At some point Wood disappeared. There is speculation that she fell over in a drunken stupor, was pushed over, slipped when retying the dinghy to keep it from banging against the hull, and what have you. It seems clear that she wasn’t dragged out of her cabin unwillingly because she was wearing a coat. Wagner and Capt. Davern have conflicting memories of what their responses were to Wood having disappeared, something not surprising when you’re talking about individuals who had been admittedly smashed.
As often happens in Hollywood, a new witness has suddenly turned up, in this case an self-described "earwitness." Marilyn Wayne says she was a guest on a boat 90-ft away from Splendour, and for 15 minutes heard someone holler that she was drowning and needed help.

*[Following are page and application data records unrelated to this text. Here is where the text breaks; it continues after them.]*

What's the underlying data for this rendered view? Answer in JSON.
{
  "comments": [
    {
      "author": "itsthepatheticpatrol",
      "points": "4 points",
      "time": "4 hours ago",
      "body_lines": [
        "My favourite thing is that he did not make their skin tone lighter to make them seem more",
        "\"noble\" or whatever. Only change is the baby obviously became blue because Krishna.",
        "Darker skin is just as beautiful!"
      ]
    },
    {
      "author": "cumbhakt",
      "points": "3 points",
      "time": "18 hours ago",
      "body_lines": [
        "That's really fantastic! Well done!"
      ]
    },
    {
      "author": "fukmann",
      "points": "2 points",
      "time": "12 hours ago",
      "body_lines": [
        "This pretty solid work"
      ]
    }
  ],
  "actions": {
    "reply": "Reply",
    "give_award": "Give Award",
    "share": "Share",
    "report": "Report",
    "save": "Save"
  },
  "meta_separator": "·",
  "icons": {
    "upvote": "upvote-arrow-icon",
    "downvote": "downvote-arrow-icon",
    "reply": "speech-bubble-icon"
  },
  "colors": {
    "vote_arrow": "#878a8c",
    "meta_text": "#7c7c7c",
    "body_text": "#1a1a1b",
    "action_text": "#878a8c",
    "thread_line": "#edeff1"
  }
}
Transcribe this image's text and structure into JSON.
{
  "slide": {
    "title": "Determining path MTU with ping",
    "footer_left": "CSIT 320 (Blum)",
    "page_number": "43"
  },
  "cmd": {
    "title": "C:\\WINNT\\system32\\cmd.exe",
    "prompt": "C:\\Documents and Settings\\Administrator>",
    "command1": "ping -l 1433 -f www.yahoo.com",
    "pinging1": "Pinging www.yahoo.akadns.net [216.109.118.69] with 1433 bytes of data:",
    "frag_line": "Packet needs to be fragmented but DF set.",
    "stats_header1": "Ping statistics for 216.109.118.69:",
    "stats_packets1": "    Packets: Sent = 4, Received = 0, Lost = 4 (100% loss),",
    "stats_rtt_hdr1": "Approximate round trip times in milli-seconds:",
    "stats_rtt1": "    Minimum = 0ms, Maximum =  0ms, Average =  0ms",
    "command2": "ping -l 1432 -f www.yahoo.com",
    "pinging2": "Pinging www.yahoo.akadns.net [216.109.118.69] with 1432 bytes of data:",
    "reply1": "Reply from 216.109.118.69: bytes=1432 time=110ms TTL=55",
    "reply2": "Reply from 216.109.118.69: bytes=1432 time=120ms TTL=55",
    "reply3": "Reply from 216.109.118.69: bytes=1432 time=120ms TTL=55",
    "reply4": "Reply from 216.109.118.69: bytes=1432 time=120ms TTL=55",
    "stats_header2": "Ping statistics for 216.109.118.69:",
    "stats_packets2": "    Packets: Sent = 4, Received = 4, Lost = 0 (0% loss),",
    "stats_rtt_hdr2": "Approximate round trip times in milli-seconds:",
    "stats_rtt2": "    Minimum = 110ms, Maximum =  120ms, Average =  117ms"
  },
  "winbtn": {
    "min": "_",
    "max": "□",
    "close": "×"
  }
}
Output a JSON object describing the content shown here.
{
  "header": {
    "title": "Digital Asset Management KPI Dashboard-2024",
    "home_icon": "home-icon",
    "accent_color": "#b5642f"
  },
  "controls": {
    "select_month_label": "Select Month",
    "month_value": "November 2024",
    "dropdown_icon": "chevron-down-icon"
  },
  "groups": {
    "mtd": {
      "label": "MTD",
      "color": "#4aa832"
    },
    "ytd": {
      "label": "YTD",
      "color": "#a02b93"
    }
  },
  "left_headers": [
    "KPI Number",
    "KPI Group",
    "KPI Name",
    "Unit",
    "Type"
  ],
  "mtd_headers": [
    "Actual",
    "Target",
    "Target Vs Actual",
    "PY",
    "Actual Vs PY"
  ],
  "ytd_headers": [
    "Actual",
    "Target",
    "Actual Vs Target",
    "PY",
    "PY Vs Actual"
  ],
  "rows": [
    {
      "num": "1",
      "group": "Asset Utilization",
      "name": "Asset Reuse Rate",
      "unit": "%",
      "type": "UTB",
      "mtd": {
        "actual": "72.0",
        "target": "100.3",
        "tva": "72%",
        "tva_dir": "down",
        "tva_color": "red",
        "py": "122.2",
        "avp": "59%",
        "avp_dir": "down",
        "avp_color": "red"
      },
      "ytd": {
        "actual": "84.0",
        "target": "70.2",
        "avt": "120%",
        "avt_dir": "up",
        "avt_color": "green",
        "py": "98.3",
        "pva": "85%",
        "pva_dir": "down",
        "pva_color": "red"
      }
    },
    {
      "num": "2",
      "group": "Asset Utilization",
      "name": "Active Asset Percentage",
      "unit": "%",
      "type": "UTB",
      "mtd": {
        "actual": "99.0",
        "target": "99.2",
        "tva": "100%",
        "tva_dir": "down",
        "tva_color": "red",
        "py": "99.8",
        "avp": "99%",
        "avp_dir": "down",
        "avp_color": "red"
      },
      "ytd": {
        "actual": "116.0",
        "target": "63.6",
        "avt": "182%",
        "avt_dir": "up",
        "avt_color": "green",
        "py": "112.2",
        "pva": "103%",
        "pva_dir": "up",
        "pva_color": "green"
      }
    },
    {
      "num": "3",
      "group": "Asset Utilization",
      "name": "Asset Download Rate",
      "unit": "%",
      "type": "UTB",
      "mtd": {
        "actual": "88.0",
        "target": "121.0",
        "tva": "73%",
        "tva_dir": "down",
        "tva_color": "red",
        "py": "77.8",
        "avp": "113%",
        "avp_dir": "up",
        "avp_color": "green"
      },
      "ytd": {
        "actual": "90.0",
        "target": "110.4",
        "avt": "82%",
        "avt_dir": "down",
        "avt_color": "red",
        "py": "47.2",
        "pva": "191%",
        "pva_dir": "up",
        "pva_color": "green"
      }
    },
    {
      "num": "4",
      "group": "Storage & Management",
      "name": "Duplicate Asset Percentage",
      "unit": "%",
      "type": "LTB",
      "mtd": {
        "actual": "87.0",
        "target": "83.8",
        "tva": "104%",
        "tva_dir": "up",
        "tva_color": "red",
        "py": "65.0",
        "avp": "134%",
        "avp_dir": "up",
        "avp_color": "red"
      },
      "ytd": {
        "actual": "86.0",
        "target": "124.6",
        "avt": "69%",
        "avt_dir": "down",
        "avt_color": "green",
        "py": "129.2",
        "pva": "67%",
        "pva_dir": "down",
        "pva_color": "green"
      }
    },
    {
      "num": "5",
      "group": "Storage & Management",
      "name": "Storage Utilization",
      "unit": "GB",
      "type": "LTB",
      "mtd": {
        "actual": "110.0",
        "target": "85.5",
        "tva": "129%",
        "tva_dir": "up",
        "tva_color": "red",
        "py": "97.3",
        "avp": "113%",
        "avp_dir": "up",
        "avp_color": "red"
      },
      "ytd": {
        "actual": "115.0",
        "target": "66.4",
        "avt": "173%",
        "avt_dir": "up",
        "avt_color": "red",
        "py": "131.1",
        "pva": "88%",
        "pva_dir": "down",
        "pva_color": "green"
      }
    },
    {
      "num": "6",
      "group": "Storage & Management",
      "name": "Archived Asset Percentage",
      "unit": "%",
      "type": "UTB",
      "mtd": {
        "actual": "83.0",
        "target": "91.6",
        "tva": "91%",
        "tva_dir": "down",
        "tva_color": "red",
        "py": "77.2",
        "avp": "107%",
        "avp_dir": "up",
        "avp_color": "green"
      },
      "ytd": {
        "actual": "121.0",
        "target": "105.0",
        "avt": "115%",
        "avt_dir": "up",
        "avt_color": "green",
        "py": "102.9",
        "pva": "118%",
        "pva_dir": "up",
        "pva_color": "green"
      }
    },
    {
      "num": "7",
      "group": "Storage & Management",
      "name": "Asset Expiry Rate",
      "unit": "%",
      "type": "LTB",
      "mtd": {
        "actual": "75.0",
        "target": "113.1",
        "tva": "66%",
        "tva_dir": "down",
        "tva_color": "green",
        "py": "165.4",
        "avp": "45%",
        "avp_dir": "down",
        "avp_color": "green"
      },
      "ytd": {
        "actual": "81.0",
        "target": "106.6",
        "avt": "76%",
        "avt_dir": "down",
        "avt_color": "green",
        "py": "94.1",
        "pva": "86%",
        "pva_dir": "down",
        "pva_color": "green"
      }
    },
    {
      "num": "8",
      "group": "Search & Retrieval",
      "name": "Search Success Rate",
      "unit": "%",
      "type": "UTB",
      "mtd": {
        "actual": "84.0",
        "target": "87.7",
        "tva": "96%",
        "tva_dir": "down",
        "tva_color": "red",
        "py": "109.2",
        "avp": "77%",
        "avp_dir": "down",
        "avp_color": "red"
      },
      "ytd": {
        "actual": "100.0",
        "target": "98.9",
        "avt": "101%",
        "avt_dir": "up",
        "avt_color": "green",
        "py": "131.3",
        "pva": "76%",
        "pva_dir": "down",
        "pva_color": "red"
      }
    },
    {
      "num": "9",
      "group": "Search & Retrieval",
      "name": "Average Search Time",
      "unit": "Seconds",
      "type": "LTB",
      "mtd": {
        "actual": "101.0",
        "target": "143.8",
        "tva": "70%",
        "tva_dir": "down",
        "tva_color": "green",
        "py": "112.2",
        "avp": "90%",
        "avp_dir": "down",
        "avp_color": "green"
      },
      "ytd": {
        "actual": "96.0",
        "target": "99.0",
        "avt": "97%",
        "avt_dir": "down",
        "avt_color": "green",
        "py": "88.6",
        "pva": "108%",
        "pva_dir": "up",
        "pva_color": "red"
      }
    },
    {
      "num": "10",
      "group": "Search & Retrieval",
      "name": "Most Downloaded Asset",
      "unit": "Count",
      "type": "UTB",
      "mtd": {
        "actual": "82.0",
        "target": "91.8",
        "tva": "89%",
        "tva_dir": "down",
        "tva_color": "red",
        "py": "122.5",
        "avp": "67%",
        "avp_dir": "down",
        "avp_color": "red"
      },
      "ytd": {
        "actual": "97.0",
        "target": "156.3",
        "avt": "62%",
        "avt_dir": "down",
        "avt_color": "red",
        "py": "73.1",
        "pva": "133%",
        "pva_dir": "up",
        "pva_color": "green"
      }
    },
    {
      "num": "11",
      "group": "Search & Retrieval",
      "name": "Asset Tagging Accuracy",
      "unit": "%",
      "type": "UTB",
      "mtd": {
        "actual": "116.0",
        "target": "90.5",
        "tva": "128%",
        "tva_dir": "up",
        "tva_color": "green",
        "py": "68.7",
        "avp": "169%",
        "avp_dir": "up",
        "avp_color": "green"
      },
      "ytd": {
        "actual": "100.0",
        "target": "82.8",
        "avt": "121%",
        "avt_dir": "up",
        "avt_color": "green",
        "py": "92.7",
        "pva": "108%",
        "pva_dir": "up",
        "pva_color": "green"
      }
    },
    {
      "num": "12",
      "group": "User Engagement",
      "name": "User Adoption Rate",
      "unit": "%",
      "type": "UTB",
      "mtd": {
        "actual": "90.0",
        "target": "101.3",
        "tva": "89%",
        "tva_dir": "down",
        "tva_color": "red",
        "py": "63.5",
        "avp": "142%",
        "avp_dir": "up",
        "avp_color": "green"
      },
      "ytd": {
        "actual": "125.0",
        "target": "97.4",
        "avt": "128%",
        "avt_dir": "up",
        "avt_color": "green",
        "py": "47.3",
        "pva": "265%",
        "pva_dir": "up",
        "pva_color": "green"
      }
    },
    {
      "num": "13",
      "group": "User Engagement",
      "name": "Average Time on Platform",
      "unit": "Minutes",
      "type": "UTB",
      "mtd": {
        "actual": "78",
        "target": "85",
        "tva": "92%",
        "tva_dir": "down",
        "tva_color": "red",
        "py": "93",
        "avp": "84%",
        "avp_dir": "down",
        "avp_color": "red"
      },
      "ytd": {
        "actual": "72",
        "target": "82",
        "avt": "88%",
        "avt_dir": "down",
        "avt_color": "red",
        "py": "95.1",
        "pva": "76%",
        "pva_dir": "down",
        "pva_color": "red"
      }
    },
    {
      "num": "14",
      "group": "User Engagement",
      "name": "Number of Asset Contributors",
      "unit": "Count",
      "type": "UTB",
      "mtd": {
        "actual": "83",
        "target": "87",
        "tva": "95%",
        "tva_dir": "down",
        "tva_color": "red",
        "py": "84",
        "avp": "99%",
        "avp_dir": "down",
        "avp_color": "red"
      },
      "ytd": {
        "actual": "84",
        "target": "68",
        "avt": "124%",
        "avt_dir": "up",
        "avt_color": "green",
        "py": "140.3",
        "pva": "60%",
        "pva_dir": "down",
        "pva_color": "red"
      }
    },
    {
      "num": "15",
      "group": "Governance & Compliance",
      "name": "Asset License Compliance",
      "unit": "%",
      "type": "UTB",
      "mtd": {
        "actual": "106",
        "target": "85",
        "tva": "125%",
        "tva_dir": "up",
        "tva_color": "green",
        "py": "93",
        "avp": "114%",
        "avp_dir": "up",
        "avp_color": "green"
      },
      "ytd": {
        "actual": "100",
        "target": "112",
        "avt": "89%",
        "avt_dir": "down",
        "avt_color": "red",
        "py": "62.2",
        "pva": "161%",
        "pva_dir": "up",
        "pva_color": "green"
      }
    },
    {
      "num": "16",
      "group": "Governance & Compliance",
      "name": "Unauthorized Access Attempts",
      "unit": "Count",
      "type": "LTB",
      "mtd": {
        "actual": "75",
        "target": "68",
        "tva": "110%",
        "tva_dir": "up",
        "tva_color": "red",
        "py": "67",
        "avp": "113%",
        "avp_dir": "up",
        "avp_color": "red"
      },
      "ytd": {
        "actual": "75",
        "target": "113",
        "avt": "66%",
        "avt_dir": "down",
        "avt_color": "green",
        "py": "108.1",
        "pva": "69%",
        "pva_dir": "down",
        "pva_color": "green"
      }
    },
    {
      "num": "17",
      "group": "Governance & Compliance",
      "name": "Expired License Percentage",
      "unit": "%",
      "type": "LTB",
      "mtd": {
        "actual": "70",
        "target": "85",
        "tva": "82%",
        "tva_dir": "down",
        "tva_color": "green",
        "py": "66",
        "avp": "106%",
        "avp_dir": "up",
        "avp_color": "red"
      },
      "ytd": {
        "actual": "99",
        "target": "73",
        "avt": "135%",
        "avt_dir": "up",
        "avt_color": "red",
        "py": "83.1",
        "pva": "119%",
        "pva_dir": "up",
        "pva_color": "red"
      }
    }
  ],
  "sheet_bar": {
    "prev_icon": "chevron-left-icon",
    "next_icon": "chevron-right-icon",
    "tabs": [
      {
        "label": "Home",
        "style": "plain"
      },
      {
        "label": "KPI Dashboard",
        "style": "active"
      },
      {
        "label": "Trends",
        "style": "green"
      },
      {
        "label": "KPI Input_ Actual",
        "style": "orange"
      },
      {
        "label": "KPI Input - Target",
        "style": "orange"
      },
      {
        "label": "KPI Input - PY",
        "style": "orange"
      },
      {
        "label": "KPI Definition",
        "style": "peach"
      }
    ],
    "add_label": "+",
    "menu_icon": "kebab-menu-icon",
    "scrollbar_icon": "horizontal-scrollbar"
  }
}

She claims Harbor Patrol didn’t answer her calls, and that the police promised to respond but didn’t. She says that she heard a man’s voice say, "Hold on, we’re coming to get you," and thought the situation had been resolved.
Duane Rasure, the L.A. County Sheriff detective who originally investigated the case, says he believed Wagner was innocent, and still believes it. "If I have ever had the slightest inkling there was a murder, something suspicious," says Rasure, "I would have worked it. I did not cover for anybody and I wouldn’t cover for anybody. I don’t care about their celebrity status. They were people."
In an recent autobiography, Wagner wrote that he blames himself — indirectly — for Wood’s death. Through a spokesperson, he adds that he supports any further investigation — and by the way, would be happy to send you a free CD answering any questions you might have about reverse mortgages he now flogs.
As for Capt. Dennis Davern, he now says that Wagner was responsible, although perhaps not directly, for Wood’s death because he didn’t start an aggressive enough search. If that was true, it raises the question of what stopped Davern, presumably the most experienced and competent seaman on the boat, from taking the situation into his own hands. Davern admits that he’d consumed a lot of Scotch and wine in the hours prior to Wood’s disappearance and, despite doing nothing to try to find Wood, has a clear memory of everything that happened. Yeah, sure.
In a striking Hollywood coincidence, Capt. Davern has a book out about Wood’s death. Retired dectective Duane Rasure says that Capt. Davern is not only not telling the whole truth, he’s just trying to make money out of Wood’s death. In another shocking Hollywood coincidence, Vanity Fair magazine is about to publish a big 30th anniversary story about Wood’s death.
In announcing the fact that they were reopening the investigation, the L.A. County Sheriff’s Office was careful to note that Wagner, now 81, seemingly the only person who could be a suspect, was not a suspect. As a result, everyone seems confused why the Sheriff’s Office was going to the trouble. One prominent theory is that they are using a celebrity death to take the public and press’s mind off the bad publicity they’ve been getting lately on a number of fronts. In any event, they seem about a quarter of a million hours too late to solve this crime.
As for us, we think alcohol abuse was the cause of Wood’s death, and Walken, Wagner, Wood and Davern all had a hand in it. Please drink responsibly, folks, particularly when operating a motor vehicle or on a boat.